Indeed, we are unlikely to see a return to conditions of widespread teacher shortages for at least a few years, however much of a -V- shape the recession we are now entering turns out to be. The opposite was, of course, the case when this book was being crafted.

I never envy the authors of a collection of chapters by different authors. Ensuring academics meet deadlines is a thankless task. This is the second time I have contributed a chapter to a book where the time between commissioning and publication rendered the original text not fully fit for the original purpose.

It would be interesting to bring together the various posts about teacher shortages on this blog and compare them with articles I wrote during periods of plenty in the labour market as part of my contributions to the TES during the first decade of this century.

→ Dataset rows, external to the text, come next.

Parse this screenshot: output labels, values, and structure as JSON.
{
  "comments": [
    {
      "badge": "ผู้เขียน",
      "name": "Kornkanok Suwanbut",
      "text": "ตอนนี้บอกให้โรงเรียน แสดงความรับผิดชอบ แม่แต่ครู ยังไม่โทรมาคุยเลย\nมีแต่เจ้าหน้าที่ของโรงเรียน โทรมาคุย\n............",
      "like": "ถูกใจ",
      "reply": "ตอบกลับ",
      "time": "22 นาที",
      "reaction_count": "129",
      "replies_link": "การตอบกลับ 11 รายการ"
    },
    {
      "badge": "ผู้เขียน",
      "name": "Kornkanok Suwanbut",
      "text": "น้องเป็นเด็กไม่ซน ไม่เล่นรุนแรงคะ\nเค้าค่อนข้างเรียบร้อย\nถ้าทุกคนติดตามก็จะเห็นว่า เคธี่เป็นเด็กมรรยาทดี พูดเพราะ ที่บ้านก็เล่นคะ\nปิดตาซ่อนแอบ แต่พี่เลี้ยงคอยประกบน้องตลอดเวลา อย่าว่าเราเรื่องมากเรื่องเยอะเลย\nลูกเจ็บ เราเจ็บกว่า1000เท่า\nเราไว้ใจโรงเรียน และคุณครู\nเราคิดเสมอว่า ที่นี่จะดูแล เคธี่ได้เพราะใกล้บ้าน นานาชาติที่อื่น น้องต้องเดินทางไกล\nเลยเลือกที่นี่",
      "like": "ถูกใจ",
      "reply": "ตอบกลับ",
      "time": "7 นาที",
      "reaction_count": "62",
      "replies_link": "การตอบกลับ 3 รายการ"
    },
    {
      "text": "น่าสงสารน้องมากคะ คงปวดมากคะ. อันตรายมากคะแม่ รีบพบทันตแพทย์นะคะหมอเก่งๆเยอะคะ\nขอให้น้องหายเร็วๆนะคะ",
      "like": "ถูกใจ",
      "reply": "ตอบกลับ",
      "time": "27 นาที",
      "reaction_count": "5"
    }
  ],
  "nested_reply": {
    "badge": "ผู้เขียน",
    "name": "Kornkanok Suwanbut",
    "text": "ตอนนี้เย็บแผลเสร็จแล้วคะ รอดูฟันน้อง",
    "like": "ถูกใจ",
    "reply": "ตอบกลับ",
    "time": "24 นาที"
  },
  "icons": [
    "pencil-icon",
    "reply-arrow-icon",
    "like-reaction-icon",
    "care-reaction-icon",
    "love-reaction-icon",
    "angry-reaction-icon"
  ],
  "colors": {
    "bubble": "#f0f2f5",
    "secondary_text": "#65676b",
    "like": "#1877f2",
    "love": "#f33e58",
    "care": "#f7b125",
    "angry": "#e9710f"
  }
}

There is one group that may find the book worth purchasing. The group is those successful in tendering for the DfE’s longitudinal survey of teachers designed to underpin their currently outdated Recruitment & Retention strategy. Those designing the survey for the DfE might like to link my previous post about the OECD data with the level of vacancies due to maternity leave currently being advertised on both TeachVac and the DfE’s vacancy site.

Teachers not tutors

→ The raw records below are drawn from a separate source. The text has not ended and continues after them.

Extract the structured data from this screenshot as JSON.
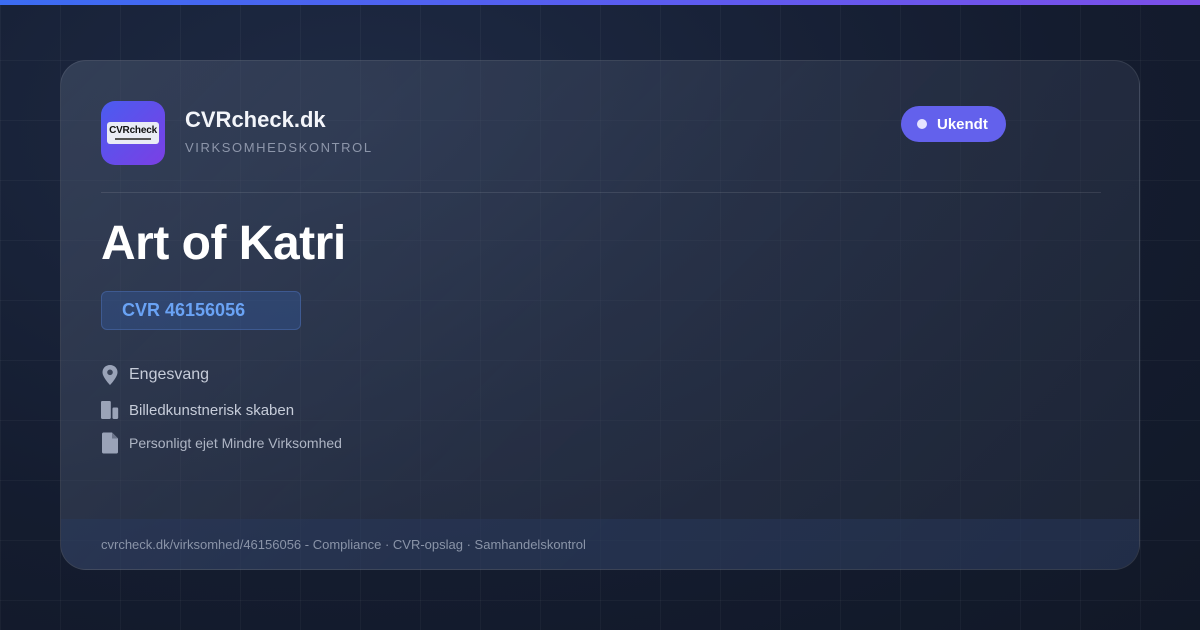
{
  "brand": {
    "logo_text": "CVRcheck",
    "name": "CVRcheck.dk",
    "tagline": "VIRKSOMHEDSKONTROL"
  },
  "status": {
    "label": "Ukendt"
  },
  "company": {
    "name": "Art of Katri",
    "cvr": "CVR 46156056",
    "location": "Engesvang",
    "industry": "Billedkunstnerisk skaben",
    "company_type": "Personligt ejet Mindre Virksomhed"
  },
  "footer": {
    "text": "cvrcheck.dk/virksomhed/46156056 - Compliance · CVR-opslag · Samhandelskontrol"
  },
  "icons": {
    "location": "map-pin-icon",
    "industry": "building-icon",
    "company_type": "document-icon"
  },
  "colors": {
    "accent_gradient_start": "#3b6cf2",
    "accent_gradient_end": "#7c4fe8",
    "status_badge": "#6361ec",
    "cvr_text": "#6aa3f5"
  }
}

Is the DfE helping dumb down the teaching profession? I ask this question, not because I think there is a deliberate policy to do so, but because, having studied the 372 jobs on the DfE vacancy site this morning, I find that 20% of the jobs listed are not for teachers. Now, if the majority of these non-teacher vacancies were administrative posts, I wouldn’t worry, and would just make the point that TeachVac has more than 1,200 teaching posts in England, so why would anyone use the DfE site?

However, I am more troubled that in a buyer’s market, schools may be creating tutoring, mentoring and other roles, at either hourly rates or below the main scale for teachers, and seeking to recruit teachers to these positions. Now, I accept that a job is better than no job in the present climate, and that schools must not waste public money, but is this the way forward?

In a post on the blog on 19th May, I suggested the idea of using newly qualified teachers without posts for September as supernumerary teachers under a government scheme that ensured schools would be fully staffed and both have spare capacity to cope with a second wave of the virus and also high rick staff not working directly with pupils. This still seems to me a better idea than hiring coaches at £20 per hour, with no national determination of standards and experience.

The two big associations of teacher preparation provides, NASBTT and UCET should by now have an idea of how many trainees are currently unemployed for September. With the job market having ground to a halt, not many are likely to find jobs in England now for the autumn. Do we want to risk them going overseas in large numbers as their only source of teaching jobs? I hope not.

The DfE issued its annual teacher workforce data for 2019 last week. As it is in a new form, I have taken time to consider the data before posting any blogs about the latest data, but retention in teaching was still a big issue up to last November’s census point.

The new form the DfE is using to present the data marks a radical rethink of the presentation of data that up to now was only just the transfer of the print based approach on-line with little by way of search capacity. This new approach is more helpful for the casual user, but less so for those looking at a range of the data collected.

Note: The author of this blog is the Chair at TeachVac the largest free vacancy site for teachers and schools.

Teaching Vacancies: and where to find them

Schools Week has published an interesting article about the DfE’s vacancy site.

DfE’s teacher job website carries only half of available positions 

Of course, Schools Week also carries job adverts for teachers and other education positions.

TeachVac is the main challenger to the TES, as this blog revealed last November.

Regular readers will know that I am also chair of TeachVac that provides a free services and is funded from the data it can supply to the sector, but is now seeking to widen its scope having built a stable platform.